67 WALL STREET, New York - April 25, 2014 - The Wall Street Transcript has just published its Biotechnology and Pharmaceuticals Report offering a timely review of the sector to serious investors and industry executives. This special feature contains expert industry commentary through in-depth interviews with public company CEOs and Equity Analysts. The full issue is available by calling (212) 952-7433 or via The Wall Street Transcript Online.
Topics covered: Health Care - Biotechnology and Pharmaceuticals - Orphan Drug and Biologics Manufacturing - Oncology Drug Development - Orphan Drugs - FDA Approval Process - Biotechnology and Pharmaceutical Companies Valuation - Genetic and Cell Therapies
Companies include: Evoke Pharma, Inc. (EVOK) and many more.
In the following excerpt from the Biotechnology and Pharmaceuticals Report, the Co-Founder, President and CEO of Evoke Pharma, Inc. (EVOK) discusses company strategy and the outlook for this vital industry:
TWST: What stage of testing is EVK-001 in now?
Mr. Gonyer: We're preparing to start Phase III now. We've developed the drug from formulation optimization, Phase I, Phase II and meetings with the FDA, and we're beginning Phase III shortly.
TWST: Can you estimate how long the Phase III trial is likely to last?
Mr. Gonyer: We estimate enrollment to be about 12 months, and we expect to have data in mid to late 2015.
TWST: Are there any other companies who are working on new treatments for gastroparesis, and if so, how do their methodologies compare to your intranasal spray approach?
Mr. Gonyer: Right now, from what we can determine from what's available publicly, there are three products in development in addition to ours. They're all in early-stage Phase II development. One is a subcutaneous delivery, which is interesting to us, because it's a nonoral route. The other two products are oral medications that we believe will be difficult for these patients to absorb effectively, but as I said, they're in early Phase II, and they're all new chemical entities that have to go through very long clinical and safety development programs moving forward. So they're years behind us from what we can tell.
The other interesting point is our product, metoclopramide, has a dual mechanism of action. It has a peripheral effect on the GI tract, meaning it gets the stomach moving. It also has a central effect that helps relieve the symptoms of nausea and vomiting directly. These other products in development are drugs that are helping to improve the movement of the stomach only. The idea there is, if you can get the stomach moving, to get the food and drug out, then you'll relieve the symptoms, but that doesn't always occur. Other products that have been in development in gastroparesis, trying the same approach, have failed in Phase II studies.
TWST: How big is the market for this kind of treatment?
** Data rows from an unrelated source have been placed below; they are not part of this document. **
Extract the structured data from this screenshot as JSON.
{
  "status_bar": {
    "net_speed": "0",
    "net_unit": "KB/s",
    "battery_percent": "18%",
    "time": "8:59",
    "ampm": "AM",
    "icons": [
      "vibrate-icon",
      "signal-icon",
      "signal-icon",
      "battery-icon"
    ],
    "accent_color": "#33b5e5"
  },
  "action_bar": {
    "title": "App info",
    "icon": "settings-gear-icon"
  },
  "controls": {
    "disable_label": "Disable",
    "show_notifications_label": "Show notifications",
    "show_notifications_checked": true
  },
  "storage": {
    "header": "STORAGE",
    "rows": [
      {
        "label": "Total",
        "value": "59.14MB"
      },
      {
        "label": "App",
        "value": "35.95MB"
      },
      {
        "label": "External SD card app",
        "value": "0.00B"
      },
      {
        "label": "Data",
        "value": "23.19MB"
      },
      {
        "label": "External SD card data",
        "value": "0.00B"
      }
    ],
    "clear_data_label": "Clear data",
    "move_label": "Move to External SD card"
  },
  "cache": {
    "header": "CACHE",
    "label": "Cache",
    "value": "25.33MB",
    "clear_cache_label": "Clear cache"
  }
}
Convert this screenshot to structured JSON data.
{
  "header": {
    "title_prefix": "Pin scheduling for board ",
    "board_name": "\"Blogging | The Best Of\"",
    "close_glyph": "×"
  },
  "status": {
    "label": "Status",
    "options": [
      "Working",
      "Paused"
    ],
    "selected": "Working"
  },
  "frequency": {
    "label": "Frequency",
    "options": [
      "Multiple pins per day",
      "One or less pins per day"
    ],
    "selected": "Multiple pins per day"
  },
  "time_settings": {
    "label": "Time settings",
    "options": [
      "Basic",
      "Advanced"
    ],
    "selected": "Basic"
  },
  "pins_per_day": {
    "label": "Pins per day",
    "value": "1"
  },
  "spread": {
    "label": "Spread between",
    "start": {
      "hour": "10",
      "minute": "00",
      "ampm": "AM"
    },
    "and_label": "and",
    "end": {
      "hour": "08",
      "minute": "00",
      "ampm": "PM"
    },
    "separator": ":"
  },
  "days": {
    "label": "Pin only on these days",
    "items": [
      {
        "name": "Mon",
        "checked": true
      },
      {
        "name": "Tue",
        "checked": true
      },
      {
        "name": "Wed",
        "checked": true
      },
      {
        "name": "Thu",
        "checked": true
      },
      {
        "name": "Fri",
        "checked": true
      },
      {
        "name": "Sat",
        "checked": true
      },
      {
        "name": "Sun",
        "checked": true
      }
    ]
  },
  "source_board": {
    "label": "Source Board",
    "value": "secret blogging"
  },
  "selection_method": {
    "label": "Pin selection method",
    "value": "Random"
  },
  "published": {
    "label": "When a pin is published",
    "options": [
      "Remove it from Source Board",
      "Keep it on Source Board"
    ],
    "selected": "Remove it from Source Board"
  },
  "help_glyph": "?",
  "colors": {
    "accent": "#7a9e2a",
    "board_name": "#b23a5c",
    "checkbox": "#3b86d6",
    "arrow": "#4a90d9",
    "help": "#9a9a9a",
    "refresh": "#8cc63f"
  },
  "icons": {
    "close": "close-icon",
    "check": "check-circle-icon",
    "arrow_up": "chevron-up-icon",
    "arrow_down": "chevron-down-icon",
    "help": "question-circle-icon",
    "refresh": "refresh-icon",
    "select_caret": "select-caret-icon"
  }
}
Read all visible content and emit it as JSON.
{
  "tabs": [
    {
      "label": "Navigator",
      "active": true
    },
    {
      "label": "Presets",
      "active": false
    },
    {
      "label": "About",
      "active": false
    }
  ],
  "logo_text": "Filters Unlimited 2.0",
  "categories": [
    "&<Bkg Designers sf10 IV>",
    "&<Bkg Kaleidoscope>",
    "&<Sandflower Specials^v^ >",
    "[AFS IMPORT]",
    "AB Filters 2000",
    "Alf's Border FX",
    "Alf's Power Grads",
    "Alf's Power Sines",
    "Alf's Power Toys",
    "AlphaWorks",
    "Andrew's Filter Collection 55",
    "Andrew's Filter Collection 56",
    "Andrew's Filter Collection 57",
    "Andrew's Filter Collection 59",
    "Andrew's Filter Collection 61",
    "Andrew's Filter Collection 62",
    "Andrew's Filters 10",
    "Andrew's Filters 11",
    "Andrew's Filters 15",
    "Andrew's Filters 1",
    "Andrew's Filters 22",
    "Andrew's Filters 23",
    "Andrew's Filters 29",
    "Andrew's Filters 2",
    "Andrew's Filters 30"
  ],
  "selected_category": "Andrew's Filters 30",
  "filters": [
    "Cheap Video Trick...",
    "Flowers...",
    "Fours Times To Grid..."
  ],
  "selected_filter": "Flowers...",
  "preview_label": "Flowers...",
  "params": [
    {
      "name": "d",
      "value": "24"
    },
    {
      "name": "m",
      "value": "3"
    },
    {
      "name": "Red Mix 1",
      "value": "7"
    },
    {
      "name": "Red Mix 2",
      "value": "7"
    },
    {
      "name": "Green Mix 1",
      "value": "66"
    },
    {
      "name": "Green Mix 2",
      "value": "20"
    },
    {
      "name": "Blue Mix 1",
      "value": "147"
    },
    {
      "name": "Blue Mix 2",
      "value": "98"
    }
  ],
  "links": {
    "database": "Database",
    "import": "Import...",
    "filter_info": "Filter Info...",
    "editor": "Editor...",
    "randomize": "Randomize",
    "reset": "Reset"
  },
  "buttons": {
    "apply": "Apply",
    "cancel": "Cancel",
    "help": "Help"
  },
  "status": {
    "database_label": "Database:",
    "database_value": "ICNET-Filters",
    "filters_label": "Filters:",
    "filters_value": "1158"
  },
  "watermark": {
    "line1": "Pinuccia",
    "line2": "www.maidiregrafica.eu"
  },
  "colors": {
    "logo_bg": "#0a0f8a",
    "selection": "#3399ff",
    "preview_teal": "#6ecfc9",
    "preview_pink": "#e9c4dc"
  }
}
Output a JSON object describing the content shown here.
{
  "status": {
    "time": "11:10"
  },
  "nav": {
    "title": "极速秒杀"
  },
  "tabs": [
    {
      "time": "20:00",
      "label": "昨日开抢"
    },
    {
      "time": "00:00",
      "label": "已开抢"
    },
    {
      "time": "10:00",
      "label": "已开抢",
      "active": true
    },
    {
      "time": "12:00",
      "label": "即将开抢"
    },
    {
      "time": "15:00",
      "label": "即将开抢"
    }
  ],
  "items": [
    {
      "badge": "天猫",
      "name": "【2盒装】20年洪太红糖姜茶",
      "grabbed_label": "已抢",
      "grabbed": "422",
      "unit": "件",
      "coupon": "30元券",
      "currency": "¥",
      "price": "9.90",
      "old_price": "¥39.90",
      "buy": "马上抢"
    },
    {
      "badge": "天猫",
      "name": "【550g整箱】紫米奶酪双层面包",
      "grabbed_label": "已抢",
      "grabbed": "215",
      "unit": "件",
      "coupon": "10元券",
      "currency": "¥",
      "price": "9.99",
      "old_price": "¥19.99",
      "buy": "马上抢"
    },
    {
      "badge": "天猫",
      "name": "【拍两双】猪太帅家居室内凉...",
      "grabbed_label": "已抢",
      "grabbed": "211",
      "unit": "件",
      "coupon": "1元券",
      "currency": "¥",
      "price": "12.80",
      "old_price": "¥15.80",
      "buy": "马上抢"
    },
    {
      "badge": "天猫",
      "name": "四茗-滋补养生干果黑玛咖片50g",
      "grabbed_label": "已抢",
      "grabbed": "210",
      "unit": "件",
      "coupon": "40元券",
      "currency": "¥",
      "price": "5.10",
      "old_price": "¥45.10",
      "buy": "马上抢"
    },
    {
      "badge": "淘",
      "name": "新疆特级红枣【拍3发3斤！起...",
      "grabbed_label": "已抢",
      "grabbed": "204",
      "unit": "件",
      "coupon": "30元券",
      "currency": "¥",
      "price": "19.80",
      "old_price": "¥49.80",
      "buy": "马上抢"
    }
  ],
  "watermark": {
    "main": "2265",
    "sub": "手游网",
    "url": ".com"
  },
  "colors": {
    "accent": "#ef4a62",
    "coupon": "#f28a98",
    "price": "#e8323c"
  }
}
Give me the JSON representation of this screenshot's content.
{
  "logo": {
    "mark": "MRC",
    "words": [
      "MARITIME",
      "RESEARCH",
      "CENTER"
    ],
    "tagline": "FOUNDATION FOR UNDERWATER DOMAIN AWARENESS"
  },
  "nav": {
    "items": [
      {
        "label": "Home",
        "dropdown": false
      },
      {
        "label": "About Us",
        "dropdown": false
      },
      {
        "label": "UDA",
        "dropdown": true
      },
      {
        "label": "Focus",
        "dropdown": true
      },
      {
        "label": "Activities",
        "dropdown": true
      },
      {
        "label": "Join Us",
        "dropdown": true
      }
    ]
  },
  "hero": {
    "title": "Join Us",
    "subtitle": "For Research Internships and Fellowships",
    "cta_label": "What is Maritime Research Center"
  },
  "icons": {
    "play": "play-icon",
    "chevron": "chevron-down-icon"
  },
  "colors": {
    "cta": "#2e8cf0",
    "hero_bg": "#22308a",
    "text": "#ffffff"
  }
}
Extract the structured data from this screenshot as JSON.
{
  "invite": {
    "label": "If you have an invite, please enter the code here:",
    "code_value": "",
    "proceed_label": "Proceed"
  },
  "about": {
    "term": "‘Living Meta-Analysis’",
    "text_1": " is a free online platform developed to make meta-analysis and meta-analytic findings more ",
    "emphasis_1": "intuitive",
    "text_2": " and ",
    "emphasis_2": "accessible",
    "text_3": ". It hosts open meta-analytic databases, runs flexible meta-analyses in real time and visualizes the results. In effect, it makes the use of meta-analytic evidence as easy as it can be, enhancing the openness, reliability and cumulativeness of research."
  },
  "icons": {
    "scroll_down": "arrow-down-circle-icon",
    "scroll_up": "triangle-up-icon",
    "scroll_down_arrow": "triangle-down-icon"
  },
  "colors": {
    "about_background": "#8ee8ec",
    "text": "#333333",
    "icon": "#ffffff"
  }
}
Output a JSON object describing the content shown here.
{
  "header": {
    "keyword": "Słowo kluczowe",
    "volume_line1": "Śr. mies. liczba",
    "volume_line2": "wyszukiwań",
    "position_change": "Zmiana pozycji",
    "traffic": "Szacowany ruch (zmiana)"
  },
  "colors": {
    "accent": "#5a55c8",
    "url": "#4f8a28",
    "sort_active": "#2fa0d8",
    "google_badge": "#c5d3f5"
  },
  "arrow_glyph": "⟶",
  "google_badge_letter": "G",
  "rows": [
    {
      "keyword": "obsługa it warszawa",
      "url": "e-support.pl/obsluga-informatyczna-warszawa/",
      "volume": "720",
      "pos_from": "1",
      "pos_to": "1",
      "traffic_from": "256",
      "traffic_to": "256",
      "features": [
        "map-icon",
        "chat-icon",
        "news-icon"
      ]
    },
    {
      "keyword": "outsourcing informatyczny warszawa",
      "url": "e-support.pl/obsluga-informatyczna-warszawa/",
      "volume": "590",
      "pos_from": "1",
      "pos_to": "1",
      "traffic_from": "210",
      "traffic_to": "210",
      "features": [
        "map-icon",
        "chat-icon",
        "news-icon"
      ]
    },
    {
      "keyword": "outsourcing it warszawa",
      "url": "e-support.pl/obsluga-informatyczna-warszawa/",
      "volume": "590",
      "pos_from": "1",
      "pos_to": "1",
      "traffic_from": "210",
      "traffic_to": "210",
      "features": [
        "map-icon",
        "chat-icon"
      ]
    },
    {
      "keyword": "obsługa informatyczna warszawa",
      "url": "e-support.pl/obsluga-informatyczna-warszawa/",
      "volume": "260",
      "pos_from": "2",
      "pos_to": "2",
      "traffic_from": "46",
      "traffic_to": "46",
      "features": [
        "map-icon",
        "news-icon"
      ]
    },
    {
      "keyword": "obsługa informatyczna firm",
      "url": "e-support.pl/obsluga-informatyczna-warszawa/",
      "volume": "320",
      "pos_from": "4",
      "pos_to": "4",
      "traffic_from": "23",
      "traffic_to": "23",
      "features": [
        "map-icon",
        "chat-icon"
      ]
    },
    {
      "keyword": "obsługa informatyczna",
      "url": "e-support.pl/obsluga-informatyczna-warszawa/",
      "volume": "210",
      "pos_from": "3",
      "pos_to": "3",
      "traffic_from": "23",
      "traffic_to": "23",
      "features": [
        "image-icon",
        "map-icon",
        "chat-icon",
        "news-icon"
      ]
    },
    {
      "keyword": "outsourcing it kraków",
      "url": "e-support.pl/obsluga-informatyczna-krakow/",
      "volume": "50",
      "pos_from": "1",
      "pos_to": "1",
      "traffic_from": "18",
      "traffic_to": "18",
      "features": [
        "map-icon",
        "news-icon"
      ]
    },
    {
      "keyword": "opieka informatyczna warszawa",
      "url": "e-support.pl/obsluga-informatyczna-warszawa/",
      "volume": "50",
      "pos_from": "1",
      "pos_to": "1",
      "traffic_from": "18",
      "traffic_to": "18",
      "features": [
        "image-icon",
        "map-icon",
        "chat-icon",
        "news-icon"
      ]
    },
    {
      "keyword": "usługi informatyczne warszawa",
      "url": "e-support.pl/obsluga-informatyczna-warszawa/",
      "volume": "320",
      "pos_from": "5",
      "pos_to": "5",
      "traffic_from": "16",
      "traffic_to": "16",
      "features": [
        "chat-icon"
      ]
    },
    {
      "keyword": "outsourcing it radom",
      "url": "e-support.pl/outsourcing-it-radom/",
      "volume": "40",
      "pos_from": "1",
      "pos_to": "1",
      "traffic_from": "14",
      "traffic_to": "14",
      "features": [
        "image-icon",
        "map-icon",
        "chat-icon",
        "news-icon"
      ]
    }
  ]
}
For more of this interview and many others visit the Wall Street Transcript - a unique service for investors and industry researchers - providing fresh commentary and insight through verbatim interviews with CEOs, portfolio managers and research analysts. This special issue is available by calling (212) 952-7433 or via The Wall Street Transcript Online.